== Work task ==
From the listing below, pull out the lines that hold "forward".

================================

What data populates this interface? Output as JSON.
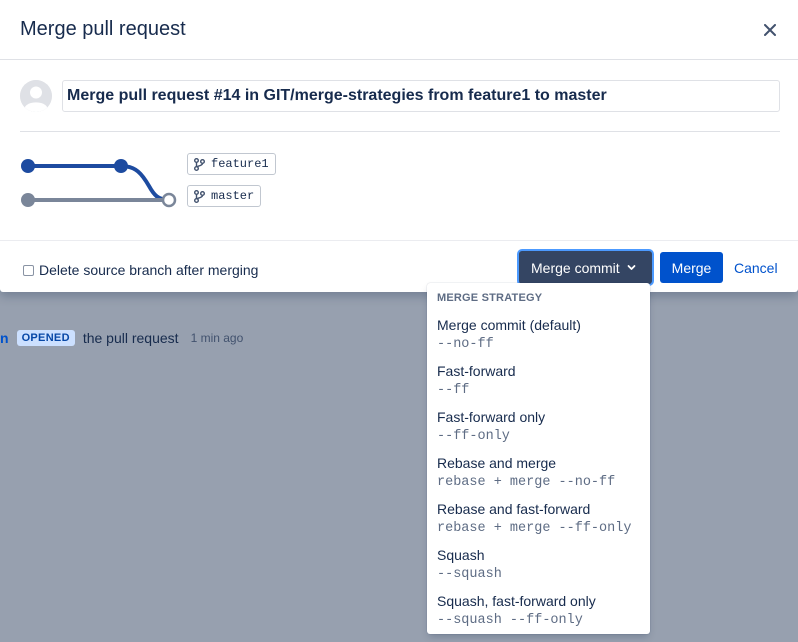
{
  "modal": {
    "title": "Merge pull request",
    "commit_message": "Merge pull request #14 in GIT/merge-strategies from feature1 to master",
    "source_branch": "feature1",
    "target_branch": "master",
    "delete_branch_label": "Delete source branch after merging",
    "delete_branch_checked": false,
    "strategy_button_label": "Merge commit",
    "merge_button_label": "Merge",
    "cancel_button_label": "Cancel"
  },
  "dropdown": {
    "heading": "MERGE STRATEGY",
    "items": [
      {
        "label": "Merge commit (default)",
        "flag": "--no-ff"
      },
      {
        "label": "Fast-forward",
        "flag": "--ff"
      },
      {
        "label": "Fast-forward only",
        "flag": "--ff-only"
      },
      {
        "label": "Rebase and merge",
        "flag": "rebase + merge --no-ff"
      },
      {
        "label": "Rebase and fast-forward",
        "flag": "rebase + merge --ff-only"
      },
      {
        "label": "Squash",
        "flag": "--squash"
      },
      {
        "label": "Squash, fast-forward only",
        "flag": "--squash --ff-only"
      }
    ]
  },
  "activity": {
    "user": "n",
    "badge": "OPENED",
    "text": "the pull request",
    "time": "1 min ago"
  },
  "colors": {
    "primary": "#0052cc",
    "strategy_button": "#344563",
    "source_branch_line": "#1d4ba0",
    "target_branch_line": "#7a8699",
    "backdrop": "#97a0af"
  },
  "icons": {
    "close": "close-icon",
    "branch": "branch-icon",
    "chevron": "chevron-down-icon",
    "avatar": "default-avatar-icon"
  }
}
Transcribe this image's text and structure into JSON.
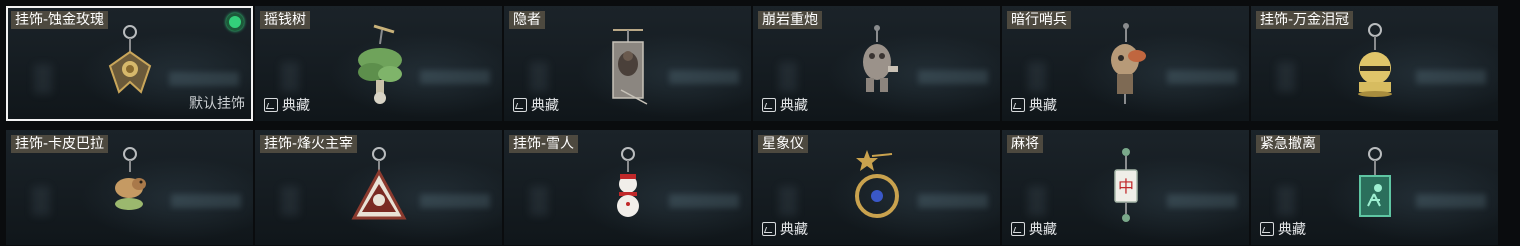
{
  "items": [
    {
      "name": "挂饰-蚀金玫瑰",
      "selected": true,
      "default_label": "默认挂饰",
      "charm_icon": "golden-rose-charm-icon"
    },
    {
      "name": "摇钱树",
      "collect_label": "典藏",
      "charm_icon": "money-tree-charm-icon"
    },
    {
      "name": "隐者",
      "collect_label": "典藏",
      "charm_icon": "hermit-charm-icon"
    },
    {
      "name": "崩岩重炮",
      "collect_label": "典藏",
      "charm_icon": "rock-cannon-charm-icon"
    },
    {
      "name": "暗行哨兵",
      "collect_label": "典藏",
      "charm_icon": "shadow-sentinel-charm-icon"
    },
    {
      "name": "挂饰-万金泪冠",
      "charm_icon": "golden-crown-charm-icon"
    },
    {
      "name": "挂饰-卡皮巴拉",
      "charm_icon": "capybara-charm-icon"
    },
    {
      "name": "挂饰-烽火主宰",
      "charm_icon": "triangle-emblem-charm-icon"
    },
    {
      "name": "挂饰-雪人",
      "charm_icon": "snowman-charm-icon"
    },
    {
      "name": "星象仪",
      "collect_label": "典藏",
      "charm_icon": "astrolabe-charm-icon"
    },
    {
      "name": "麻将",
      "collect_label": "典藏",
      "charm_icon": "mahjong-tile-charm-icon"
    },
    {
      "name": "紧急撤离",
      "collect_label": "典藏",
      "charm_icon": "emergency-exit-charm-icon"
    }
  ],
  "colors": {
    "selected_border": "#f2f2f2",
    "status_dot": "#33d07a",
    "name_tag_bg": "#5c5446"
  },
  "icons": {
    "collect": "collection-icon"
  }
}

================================

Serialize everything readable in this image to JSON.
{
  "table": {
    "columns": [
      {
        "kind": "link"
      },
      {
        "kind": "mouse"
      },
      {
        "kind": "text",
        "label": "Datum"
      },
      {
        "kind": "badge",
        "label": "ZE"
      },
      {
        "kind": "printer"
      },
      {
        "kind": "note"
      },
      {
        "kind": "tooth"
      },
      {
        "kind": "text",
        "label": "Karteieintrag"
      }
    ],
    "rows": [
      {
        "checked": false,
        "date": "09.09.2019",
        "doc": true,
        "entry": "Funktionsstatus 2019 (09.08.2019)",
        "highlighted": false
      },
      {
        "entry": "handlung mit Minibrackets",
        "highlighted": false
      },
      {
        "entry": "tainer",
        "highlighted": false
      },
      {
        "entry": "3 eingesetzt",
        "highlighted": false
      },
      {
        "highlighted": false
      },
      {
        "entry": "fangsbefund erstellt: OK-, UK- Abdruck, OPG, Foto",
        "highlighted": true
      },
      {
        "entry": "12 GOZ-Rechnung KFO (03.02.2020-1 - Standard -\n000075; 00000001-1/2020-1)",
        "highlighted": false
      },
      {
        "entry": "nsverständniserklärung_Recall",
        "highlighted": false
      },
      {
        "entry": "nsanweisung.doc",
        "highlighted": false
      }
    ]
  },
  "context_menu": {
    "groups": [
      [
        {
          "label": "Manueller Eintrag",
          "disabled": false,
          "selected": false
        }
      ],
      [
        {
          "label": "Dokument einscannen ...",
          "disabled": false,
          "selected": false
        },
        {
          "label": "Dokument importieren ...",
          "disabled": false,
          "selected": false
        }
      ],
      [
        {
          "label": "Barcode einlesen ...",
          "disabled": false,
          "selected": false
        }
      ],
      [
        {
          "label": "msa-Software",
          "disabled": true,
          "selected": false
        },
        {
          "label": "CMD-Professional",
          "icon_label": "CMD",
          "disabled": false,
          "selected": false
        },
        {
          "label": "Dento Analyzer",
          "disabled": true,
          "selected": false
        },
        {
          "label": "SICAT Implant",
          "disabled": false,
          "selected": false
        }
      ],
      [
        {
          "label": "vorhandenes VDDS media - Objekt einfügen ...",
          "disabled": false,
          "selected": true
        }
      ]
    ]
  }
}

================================

== Answer below ==
        "label": "Fast-forward",
        "label": "Fast-forward only",
        "label": "Rebase and fast-forward",
        "label": "Squash, fast-forward only",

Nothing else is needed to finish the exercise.